**WHAT YOU ARE ASKED TO DO**: Report every line of the records beneath this task that holds the string "Schriftart".

**SUPPLIED RECORDS**:
.....
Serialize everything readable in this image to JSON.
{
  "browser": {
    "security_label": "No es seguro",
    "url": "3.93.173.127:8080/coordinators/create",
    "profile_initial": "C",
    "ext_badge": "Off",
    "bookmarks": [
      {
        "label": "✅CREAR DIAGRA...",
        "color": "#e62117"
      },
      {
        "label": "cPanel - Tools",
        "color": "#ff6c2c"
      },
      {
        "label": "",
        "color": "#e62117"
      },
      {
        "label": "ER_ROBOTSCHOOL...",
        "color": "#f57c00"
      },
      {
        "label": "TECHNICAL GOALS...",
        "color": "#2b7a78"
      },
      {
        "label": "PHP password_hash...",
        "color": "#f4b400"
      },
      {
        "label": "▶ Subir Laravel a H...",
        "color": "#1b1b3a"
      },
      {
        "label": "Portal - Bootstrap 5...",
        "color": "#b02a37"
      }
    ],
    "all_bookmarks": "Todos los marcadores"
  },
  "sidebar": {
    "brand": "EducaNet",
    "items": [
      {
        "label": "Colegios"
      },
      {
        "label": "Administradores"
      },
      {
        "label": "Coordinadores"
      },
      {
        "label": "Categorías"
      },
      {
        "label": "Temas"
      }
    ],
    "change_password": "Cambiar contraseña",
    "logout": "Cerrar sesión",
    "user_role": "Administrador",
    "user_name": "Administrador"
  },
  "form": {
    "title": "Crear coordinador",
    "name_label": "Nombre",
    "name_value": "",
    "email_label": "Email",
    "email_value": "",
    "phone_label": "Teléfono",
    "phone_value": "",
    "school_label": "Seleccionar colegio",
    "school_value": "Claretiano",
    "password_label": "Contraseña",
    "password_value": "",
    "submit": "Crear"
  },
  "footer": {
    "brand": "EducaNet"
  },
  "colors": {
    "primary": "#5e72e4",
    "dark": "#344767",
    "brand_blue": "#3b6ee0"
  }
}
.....
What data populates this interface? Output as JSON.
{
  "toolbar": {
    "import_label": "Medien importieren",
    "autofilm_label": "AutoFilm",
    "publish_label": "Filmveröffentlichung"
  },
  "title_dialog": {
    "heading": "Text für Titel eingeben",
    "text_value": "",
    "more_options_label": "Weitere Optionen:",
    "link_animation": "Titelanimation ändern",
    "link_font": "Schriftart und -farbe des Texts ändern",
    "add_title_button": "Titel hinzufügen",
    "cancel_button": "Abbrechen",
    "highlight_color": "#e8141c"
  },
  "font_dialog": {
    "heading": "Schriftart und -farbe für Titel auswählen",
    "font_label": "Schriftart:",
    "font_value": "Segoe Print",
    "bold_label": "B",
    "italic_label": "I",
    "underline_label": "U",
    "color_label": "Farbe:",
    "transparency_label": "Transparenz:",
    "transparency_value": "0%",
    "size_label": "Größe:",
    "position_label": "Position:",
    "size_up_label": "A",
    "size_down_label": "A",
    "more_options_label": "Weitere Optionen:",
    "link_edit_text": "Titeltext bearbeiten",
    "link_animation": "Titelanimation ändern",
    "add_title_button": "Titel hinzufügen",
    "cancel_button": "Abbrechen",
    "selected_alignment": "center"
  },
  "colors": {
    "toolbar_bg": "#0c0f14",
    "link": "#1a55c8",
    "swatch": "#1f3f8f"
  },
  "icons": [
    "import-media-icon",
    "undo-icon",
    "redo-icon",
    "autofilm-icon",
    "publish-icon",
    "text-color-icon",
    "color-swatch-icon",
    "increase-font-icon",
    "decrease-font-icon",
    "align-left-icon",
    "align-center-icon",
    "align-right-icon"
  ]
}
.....
**RESULT FOR THIS EXERCISE**:
    "link_font": "Schriftart und -farbe des Texts ändern",
    "heading": "Schriftart und -farbe für Titel auswählen",
    "font_label": "Schriftart:",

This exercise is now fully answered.